The Matrix is a futuristic, film noir, kung fu,
dysfunctional utopian science fiction, cyberpunk, nonanimated cartoon laced with religious
allusions. It does not have hair stiffened with bodily fluids, batmobiles, or hip hop
music. It does have electronic bugs that look like scorpions and enter the body through
the navel, lots of rata tat guns, and Keanu Reeves. It should do great box office with the
under thirty set.
The story, with a
nod to The Truman Show, is of an Earth taken over by artificial intelligences
originally created by man. Instead of Ed Harris we have Agent Smith, of the AIs.
With the exception of a small community of human survivors that has taken refuge somewhere
in the core of the planet (known as Zion), the AIs artificially produce humans in
factories and then give them totally virtual lives; a digitally programmed matrix
substitutes for reality.
A handful of humans,
led by Morpheus (Laurence Fishburne), have escaped the matrix and function in
guerilla-like fashion, seeking the Way to save the race from the usurpers. They rescue
Keanu, in hopes that he is the One needed to defeat the AIs. "The Matrix is
everywhere," intones Morpheus, "It is all around us. It is the world that has
been pulled over your eyes to blind you to the truth..." Reeves is given the choice
to fight with Morpheus' team or return to his virtual existence. Consistent with the
muddiness of the religious symbolism, Morpheus, who initially has a Faustian sort of
presence, has Reeves make his choice - the blue pill sends him back, the red pill puts him
on the team. Huh?
Well, never mind.
Before we are done we will have an Oracle baking cookies, a Buddhist child (maybe the One)
who wills a spoon to bend in half ("It is not the spoon that bends, only
yourself."), and, of course, a Judas to betray our Messianic hero. Whew!
Yes, it is hokey. But
The Matrix keeps its tongue in cheek, is peppered with good looking special
effects, is designed in stylishly noir decor, and is generally well paced. The action
sequences are par for the genre and laden with violence.
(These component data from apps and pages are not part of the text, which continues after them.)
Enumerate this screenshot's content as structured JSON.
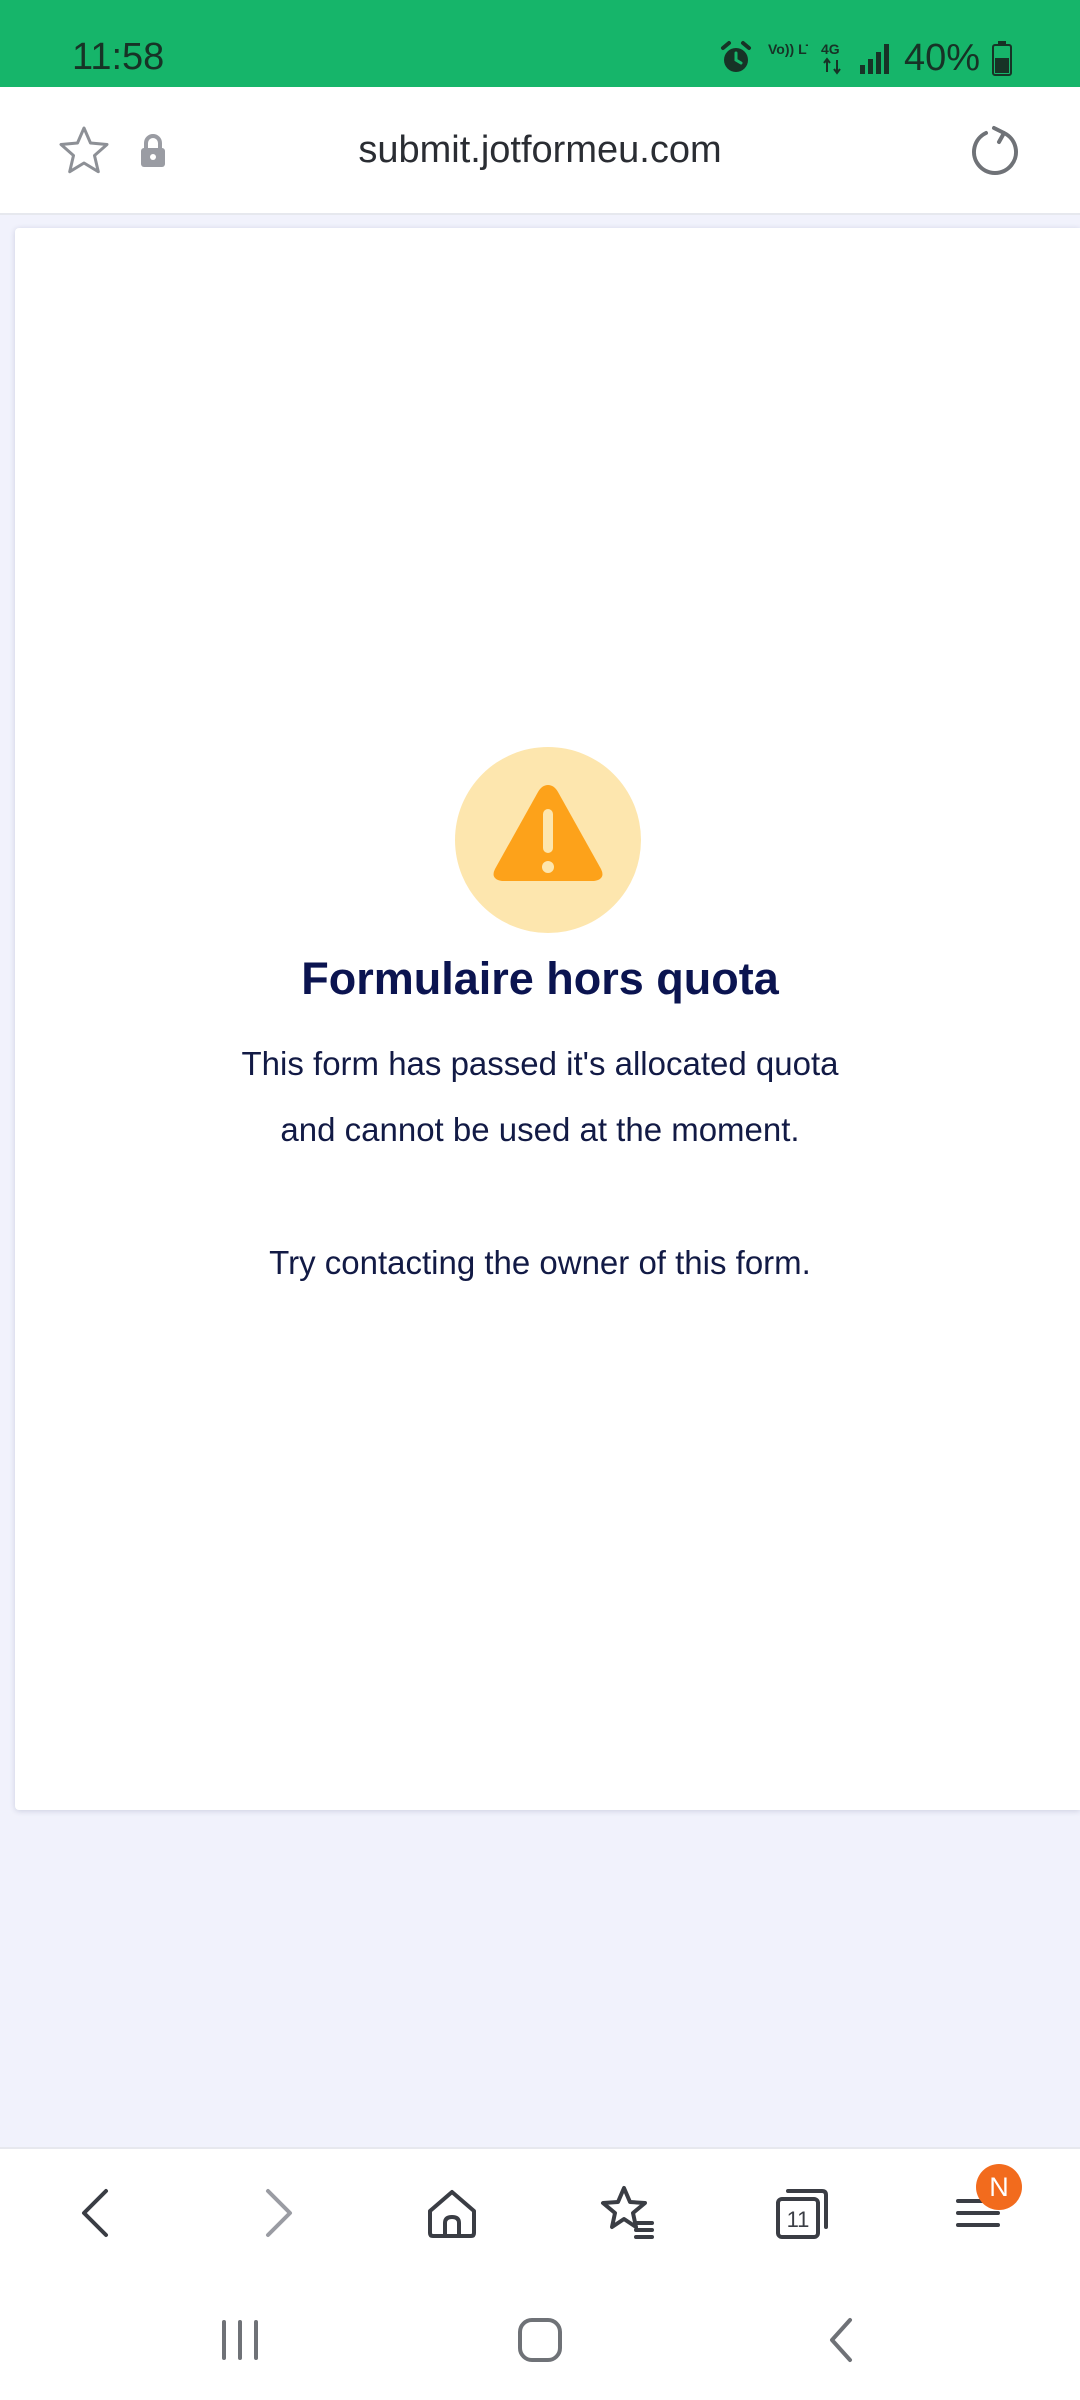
{
  "status_bar": {
    "time": "11:58",
    "battery_text": "40%",
    "icons": [
      "alarm-icon",
      "volte-icon",
      "4g-icon",
      "signal-icon",
      "battery-icon"
    ],
    "volte_label": "Vo)) LTE1",
    "network_label": "4G"
  },
  "browser": {
    "url": "submit.jotformeu.com",
    "icons": [
      "star-icon",
      "lock-icon",
      "reload-icon"
    ]
  },
  "page": {
    "heading": "Formulaire hors quota",
    "line1": "This form has passed it's allocated quota",
    "line2": "and cannot be used at the moment.",
    "line3": "Try contacting the owner of this form.",
    "icon": "warning-icon"
  },
  "bottom_nav": {
    "items": [
      "back-icon",
      "forward-icon",
      "home-icon",
      "bookmarks-icon",
      "tabs-icon",
      "menu-icon"
    ],
    "tabs_count": "11",
    "menu_badge": "N"
  },
  "system_nav": {
    "items": [
      "recents-icon",
      "home-button-icon",
      "system-back-icon"
    ]
  },
  "colors": {
    "status_bar": "#16b56a",
    "page_background": "#f1f2fc",
    "heading": "#0b1450",
    "warning_orange": "#fda21a",
    "warning_circle": "#fde6ae",
    "badge": "#f26b1d"
  }
}
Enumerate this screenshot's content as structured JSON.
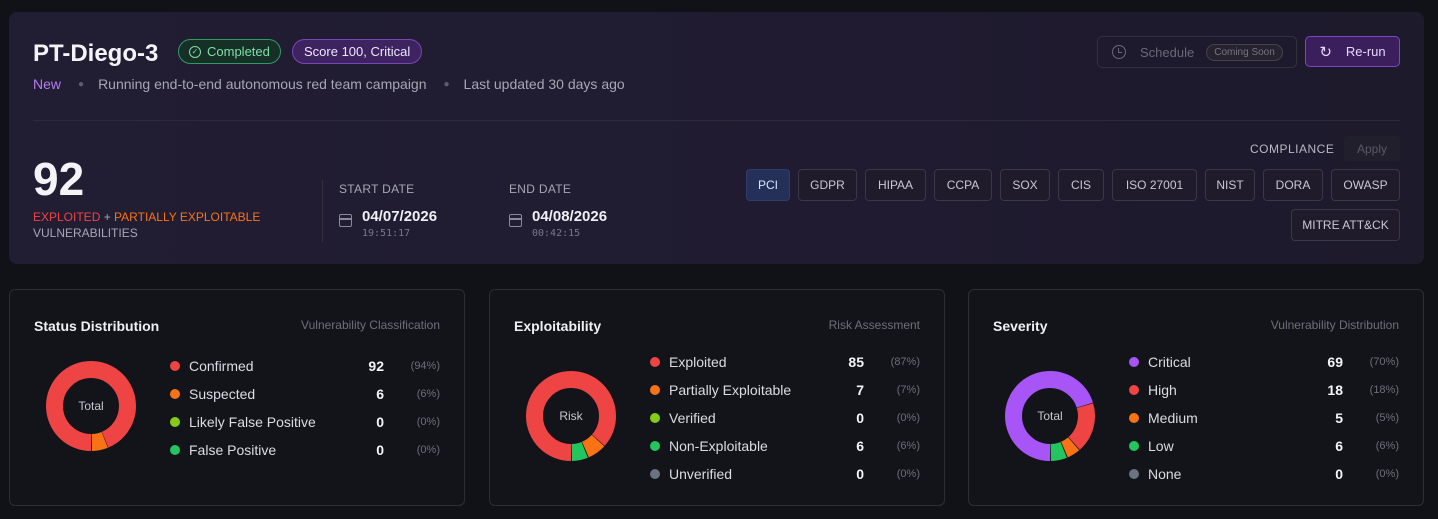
{
  "header": {
    "title": "PT-Diego-3",
    "status_badge": "Completed",
    "score_badge": "Score 100, Critical",
    "tag": "New",
    "description": "Running end-to-end autonomous red team campaign",
    "updated": "Last updated 30 days ago",
    "schedule_label": "Schedule",
    "coming_soon": "Coming Soon",
    "rerun_label": "Re-run"
  },
  "summary": {
    "count": "92",
    "exploited": "EXPLOITED",
    "plus": " + ",
    "partial": "PARTIALLY EXPLOITABLE",
    "vulnerabilities": "VULNERABILITIES",
    "start_label": "START DATE",
    "start_date": "04/07/2026",
    "start_time": "19:51:17",
    "end_label": "END DATE",
    "end_date": "04/08/2026",
    "end_time": "00:42:15"
  },
  "compliance": {
    "label": "COMPLIANCE",
    "apply": "Apply",
    "chips": [
      "PCI",
      "GDPR",
      "HIPAA",
      "CCPA",
      "SOX",
      "CIS",
      "ISO 27001",
      "NIST",
      "DORA",
      "OWASP",
      "MITRE ATT&CK"
    ],
    "active": "PCI"
  },
  "cards": [
    {
      "title": "Status Distribution",
      "subtitle": "Vulnerability Classification",
      "center": "Total",
      "items": [
        {
          "name": "Confirmed",
          "value": "92",
          "pct": "(94%)",
          "color": "#ef4444"
        },
        {
          "name": "Suspected",
          "value": "6",
          "pct": "(6%)",
          "color": "#f97316"
        },
        {
          "name": "Likely False Positive",
          "value": "0",
          "pct": "(0%)",
          "color": "#84cc16"
        },
        {
          "name": "False Positive",
          "value": "0",
          "pct": "(0%)",
          "color": "#22c55e"
        }
      ]
    },
    {
      "title": "Exploitability",
      "subtitle": "Risk Assessment",
      "center": "Risk",
      "items": [
        {
          "name": "Exploited",
          "value": "85",
          "pct": "(87%)",
          "color": "#ef4444"
        },
        {
          "name": "Partially Exploitable",
          "value": "7",
          "pct": "(7%)",
          "color": "#f97316"
        },
        {
          "name": "Verified",
          "value": "0",
          "pct": "(0%)",
          "color": "#84cc16"
        },
        {
          "name": "Non-Exploitable",
          "value": "6",
          "pct": "(6%)",
          "color": "#22c55e"
        },
        {
          "name": "Unverified",
          "value": "0",
          "pct": "(0%)",
          "color": "#6b7280"
        }
      ]
    },
    {
      "title": "Severity",
      "subtitle": "Vulnerability Distribution",
      "center": "Total",
      "items": [
        {
          "name": "Critical",
          "value": "69",
          "pct": "(70%)",
          "color": "#a855f7"
        },
        {
          "name": "High",
          "value": "18",
          "pct": "(18%)",
          "color": "#ef4444"
        },
        {
          "name": "Medium",
          "value": "5",
          "pct": "(5%)",
          "color": "#f97316"
        },
        {
          "name": "Low",
          "value": "6",
          "pct": "(6%)",
          "color": "#22c55e"
        },
        {
          "name": "None",
          "value": "0",
          "pct": "(0%)",
          "color": "#6b7280"
        }
      ]
    }
  ]
}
CV is often uncomfortable with
heavy violence in films, but the violence here is not bothersome because it is so clearly
kept at the comic book level. This is not D-Day, although it seems that at least as much
ammunition is expended.
Fishburne, a first
rate actor, is overcast, but intones his lines well. Hugo Weaving, as the evil AI agent is
convincingly nasty, Carrie-Anne Moss is toothsome and suitably athletic as Reeves'
Princess Charming, and Keanu Reeves is...well, Keanu Reeves - and he does have a belly
button, which was required for the role.